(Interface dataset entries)
○ ○ ○

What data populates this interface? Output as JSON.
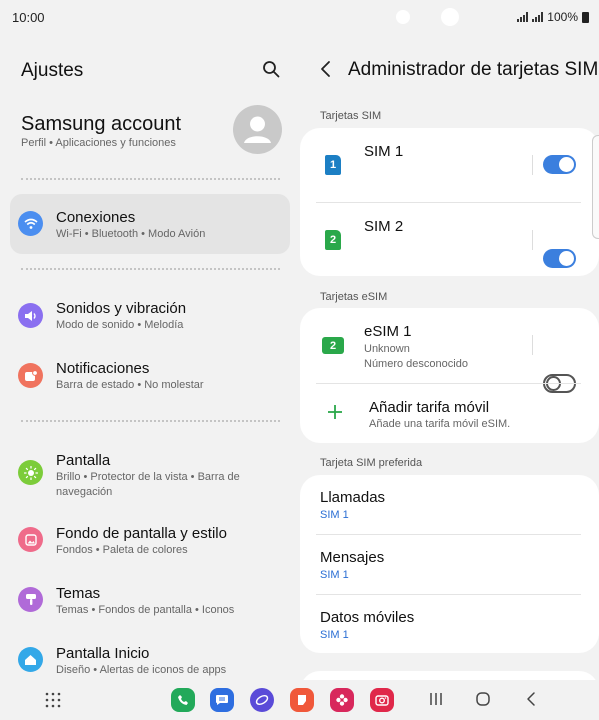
{
  "status": {
    "time": "10:00",
    "battery": "100%"
  },
  "left": {
    "title": "Ajustes",
    "account": {
      "name": "Samsung account",
      "sub": "Perfil • Aplicaciones y funciones"
    },
    "items": [
      {
        "title": "Conexiones",
        "sub": "Wi-Fi • Bluetooth • Modo Avión",
        "icon": "wifi-icon",
        "color": "#4b8ef0"
      },
      {
        "title": "Sonidos y vibración",
        "sub": "Modo de sonido • Melodía",
        "icon": "sound-icon",
        "color": "#8a6ff0"
      },
      {
        "title": "Notificaciones",
        "sub": "Barra de estado • No molestar",
        "icon": "notification-icon",
        "color": "#f0735e"
      },
      {
        "title": "Pantalla",
        "sub": "Brillo • Protector de la vista • Barra de navegación",
        "icon": "brightness-icon",
        "color": "#7ccc3a"
      },
      {
        "title": "Fondo de pantalla y estilo",
        "sub": "Fondos • Paleta de colores",
        "icon": "wallpaper-icon",
        "color": "#ef6b8a"
      },
      {
        "title": "Temas",
        "sub": "Temas • Fondos de pantalla • Iconos",
        "icon": "themes-icon",
        "color": "#b06ad8"
      },
      {
        "title": "Pantalla Inicio",
        "sub": "Diseño • Alertas de iconos de apps",
        "icon": "home-icon",
        "color": "#33a8e8"
      }
    ]
  },
  "right": {
    "title": "Administrador de tarjetas SIM",
    "sim_section": "Tarjetas SIM",
    "sims": [
      {
        "label": "SIM 1",
        "badge": "1",
        "badge_color": "#1c7fc4",
        "enabled": true
      },
      {
        "label": "SIM 2",
        "badge": "2",
        "badge_color": "#2aa84a",
        "enabled": true
      }
    ],
    "esim_section": "Tarjetas eSIM",
    "esim": {
      "label": "eSIM 1",
      "badge": "2",
      "line1": "Unknown",
      "line2": "Número desconocido",
      "enabled": false
    },
    "add": {
      "label": "Añadir tarifa móvil",
      "sub": "Añade una tarifa móvil eSIM."
    },
    "preferred_section": "Tarjeta SIM preferida",
    "preferred": [
      {
        "label": "Llamadas",
        "value": "SIM 1"
      },
      {
        "label": "Mensajes",
        "value": "SIM 1"
      },
      {
        "label": "Datos móviles",
        "value": "SIM 1"
      }
    ]
  },
  "dock": [
    {
      "icon": "phone-icon",
      "color": "#22a95a"
    },
    {
      "icon": "messages-icon",
      "color": "#2e6ee0"
    },
    {
      "icon": "internet-icon",
      "color": "#5a4bd8"
    },
    {
      "icon": "notes-icon",
      "color": "#f0583a"
    },
    {
      "icon": "gallery-icon",
      "color": "#d8285c"
    },
    {
      "icon": "camera-icon",
      "color": "#e0284a"
    }
  ]
}
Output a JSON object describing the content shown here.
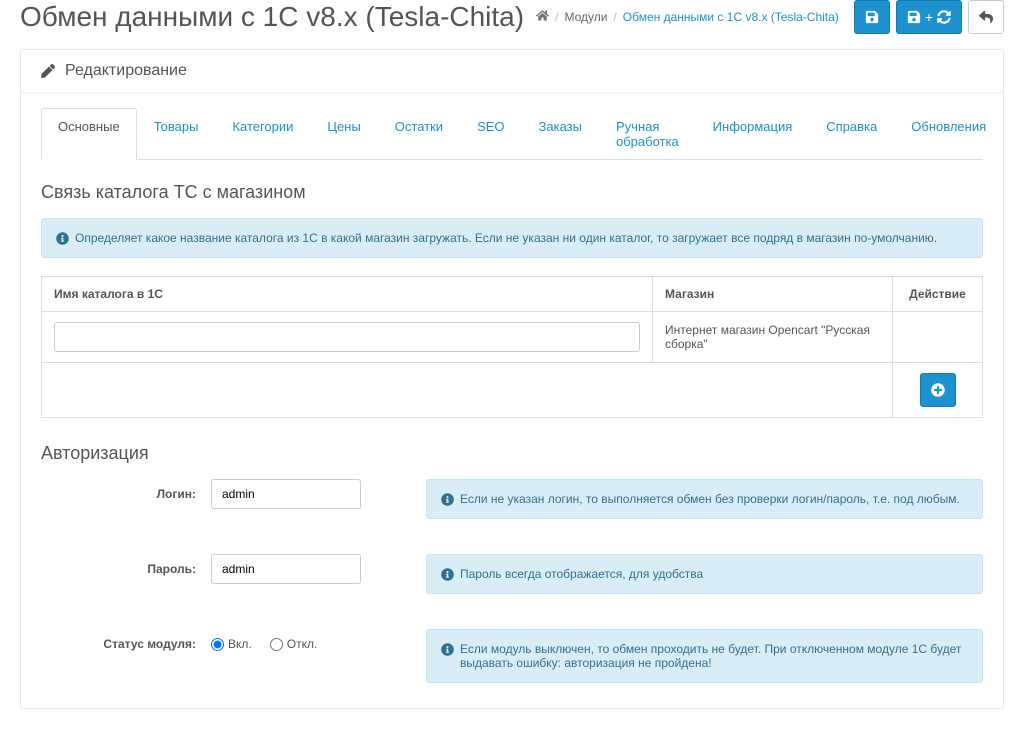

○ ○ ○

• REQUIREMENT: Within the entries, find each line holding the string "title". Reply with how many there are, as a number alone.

• RESPONSE: 9